(To do)
Where does the word "false" show up in the data? Please find each such line and copy it.

(Data supplied)
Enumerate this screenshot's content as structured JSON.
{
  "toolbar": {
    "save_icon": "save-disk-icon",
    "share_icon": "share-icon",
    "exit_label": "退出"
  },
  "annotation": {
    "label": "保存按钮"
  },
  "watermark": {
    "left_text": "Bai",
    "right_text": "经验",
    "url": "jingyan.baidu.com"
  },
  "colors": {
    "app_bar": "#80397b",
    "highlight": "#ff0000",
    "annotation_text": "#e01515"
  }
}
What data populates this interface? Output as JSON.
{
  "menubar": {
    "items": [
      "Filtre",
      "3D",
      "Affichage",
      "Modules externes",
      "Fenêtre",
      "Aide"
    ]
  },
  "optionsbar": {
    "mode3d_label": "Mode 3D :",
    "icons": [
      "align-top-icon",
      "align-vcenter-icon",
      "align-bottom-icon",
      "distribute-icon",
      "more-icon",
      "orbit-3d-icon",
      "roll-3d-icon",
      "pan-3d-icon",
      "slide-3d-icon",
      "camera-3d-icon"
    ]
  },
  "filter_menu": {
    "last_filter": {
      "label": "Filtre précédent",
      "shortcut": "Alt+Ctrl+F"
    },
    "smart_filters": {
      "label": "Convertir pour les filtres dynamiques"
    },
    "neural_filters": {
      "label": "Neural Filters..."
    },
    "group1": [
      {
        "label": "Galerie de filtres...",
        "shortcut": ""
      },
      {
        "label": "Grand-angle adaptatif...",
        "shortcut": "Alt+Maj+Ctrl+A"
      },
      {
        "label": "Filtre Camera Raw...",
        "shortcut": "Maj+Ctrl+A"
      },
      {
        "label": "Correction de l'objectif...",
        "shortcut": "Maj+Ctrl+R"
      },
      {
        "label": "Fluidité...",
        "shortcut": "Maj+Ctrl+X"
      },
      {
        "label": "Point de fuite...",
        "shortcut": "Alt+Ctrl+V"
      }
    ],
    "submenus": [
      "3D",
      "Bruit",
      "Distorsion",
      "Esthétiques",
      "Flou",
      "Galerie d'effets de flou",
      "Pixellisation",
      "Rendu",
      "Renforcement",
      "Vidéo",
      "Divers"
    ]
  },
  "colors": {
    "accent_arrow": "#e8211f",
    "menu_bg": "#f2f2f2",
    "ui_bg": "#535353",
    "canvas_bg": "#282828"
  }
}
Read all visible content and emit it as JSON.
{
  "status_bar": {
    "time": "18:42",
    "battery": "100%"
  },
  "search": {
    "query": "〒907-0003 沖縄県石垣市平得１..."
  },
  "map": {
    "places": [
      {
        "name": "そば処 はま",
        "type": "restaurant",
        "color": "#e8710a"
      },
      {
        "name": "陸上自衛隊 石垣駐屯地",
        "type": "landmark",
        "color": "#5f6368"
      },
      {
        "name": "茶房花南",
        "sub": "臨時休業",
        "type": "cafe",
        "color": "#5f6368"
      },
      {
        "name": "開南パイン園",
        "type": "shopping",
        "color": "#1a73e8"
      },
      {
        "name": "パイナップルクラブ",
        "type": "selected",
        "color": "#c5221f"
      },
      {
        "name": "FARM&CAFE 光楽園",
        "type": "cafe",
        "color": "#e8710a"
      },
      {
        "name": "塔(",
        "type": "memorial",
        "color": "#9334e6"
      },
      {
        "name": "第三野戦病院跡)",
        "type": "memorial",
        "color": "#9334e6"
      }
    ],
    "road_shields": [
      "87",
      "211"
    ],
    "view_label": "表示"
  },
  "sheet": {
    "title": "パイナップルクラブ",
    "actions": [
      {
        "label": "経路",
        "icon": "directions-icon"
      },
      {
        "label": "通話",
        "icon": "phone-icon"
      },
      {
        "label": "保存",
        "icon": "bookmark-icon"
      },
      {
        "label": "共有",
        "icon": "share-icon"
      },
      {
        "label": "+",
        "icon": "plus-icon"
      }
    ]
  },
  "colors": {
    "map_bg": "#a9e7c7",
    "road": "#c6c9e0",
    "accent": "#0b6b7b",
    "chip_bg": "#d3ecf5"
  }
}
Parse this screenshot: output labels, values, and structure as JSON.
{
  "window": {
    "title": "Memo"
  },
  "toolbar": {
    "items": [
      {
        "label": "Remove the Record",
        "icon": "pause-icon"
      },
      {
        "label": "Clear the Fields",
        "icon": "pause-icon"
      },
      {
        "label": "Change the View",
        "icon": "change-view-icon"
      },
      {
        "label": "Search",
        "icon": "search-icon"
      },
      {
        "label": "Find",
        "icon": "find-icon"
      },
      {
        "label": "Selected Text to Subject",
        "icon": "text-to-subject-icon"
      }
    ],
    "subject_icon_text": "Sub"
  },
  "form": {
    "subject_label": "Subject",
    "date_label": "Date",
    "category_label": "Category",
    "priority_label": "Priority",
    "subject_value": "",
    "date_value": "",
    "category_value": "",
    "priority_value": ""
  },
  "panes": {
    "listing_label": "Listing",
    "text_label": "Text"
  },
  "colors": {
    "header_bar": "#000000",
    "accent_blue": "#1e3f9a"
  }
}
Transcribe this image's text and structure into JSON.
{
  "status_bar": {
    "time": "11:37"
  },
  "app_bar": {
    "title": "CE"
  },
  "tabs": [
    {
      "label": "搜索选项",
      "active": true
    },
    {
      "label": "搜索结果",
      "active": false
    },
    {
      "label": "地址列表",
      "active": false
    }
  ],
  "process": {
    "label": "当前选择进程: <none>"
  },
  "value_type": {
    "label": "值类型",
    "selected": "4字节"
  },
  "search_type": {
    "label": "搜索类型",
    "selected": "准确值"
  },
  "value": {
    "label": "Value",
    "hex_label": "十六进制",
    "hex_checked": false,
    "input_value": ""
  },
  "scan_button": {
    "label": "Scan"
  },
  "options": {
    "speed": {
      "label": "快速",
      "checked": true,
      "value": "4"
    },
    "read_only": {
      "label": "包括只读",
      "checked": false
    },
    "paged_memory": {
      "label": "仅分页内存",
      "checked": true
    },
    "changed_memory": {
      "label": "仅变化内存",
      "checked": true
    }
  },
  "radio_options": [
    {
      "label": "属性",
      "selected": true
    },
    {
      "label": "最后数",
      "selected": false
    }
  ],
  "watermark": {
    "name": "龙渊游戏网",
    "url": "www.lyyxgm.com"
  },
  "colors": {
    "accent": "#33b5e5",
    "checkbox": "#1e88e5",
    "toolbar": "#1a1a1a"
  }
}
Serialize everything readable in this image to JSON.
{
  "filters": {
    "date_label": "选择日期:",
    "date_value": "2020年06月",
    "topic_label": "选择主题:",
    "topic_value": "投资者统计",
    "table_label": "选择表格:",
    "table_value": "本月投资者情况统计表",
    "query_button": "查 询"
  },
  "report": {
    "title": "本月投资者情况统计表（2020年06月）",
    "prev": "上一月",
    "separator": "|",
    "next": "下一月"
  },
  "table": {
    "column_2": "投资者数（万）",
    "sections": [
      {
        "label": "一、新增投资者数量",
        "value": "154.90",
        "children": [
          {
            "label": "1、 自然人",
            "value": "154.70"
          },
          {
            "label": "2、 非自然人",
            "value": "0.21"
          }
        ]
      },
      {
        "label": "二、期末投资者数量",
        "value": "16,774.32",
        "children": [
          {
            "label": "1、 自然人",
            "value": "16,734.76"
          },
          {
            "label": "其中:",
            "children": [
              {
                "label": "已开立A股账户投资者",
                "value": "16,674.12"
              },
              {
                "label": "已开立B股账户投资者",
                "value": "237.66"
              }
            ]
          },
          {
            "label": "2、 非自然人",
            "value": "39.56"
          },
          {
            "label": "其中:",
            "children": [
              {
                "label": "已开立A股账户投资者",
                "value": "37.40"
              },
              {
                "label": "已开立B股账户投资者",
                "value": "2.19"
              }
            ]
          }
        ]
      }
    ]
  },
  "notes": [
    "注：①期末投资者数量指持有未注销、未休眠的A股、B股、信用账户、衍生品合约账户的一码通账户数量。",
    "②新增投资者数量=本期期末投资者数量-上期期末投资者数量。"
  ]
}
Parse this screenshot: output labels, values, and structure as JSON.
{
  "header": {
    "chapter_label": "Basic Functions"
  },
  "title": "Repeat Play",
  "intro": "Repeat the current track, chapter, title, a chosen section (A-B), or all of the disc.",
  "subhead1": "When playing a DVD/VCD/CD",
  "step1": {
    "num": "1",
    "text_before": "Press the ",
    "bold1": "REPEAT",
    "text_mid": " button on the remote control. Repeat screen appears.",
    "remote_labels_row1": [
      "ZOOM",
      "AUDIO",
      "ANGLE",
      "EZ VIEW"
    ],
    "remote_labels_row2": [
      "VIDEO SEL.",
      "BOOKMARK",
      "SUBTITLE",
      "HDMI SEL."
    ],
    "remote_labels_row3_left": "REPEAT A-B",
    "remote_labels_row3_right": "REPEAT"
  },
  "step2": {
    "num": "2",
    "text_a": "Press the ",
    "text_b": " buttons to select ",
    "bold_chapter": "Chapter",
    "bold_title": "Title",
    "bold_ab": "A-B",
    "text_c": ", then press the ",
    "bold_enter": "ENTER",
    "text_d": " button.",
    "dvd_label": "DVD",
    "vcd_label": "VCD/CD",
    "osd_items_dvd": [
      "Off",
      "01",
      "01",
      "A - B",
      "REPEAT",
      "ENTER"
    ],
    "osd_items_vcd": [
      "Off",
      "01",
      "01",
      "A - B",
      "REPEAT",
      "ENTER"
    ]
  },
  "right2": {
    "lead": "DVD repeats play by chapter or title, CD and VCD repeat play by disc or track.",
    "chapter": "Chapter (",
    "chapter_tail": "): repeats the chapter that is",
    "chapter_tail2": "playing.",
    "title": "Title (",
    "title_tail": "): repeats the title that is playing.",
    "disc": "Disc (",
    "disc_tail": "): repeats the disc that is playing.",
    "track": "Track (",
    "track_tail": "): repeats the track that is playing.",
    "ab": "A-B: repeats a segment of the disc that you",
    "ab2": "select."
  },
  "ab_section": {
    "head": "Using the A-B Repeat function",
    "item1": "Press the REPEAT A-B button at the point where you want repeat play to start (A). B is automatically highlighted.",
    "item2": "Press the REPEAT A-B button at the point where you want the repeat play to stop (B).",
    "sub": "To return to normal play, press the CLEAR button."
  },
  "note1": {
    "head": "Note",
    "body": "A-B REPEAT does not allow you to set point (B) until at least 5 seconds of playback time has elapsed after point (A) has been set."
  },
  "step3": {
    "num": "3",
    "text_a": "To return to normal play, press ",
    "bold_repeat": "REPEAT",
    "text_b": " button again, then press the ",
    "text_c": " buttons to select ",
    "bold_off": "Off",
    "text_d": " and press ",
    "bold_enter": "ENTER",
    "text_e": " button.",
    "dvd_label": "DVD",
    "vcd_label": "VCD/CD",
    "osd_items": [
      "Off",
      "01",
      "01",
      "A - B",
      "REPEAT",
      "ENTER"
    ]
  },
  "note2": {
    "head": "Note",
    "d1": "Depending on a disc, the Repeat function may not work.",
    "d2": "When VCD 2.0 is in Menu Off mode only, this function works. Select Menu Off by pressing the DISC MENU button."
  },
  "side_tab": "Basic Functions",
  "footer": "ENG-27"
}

(Expected output)
      "active": false
      "active": false
    "hex_checked": false,
      "checked": false
      "selected": false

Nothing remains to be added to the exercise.